TASK BRIEF: Set each entry down verbatim, omitting images.

(Beginning of RECORD EXCERPTS)

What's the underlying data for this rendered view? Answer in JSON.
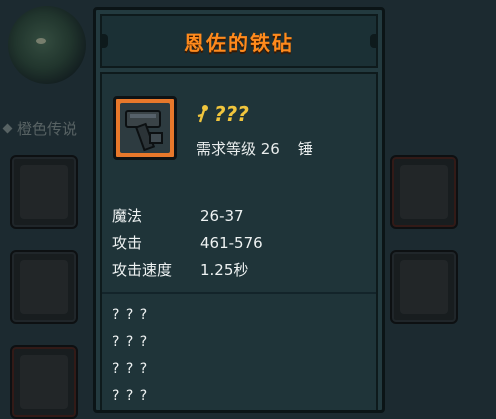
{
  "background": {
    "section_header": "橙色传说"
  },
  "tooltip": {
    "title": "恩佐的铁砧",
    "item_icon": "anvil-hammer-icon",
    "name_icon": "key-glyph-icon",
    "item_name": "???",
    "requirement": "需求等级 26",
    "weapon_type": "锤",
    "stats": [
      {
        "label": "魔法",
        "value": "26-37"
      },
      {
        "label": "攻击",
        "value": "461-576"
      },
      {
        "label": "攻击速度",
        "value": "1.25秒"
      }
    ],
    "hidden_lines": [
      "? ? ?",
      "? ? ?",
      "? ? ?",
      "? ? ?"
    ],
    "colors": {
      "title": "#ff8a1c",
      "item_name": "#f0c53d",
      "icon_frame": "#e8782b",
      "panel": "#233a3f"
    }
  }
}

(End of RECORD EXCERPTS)

WRITTEN ANSWER:
What's the underlying data for this rendered view? Answer in JSON.
{
  "background": {
    "section_header": "橙色传说"
  },
  "tooltip": {
    "title": "恩佐的铁砧",
    "item_icon": "anvil-hammer-icon",
    "name_icon": "key-glyph-icon",
    "item_name": "???",
    "requirement": "需求等级 26",
    "weapon_type": "锤",
    "stats": [
      {
        "label": "魔法",
        "value": "26-37"
      },
      {
        "label": "攻击",
        "value": "461-576"
      },
      {
        "label": "攻击速度",
        "value": "1.25秒"
      }
    ],
    "hidden_lines": [
      "? ? ?",
      "? ? ?",
      "? ? ?",
      "? ? ?"
    ],
    "colors": {
      "title": "#ff8a1c",
      "item_name": "#f0c53d",
      "icon_frame": "#e8782b",
      "panel": "#233a3f"
    }
  }
}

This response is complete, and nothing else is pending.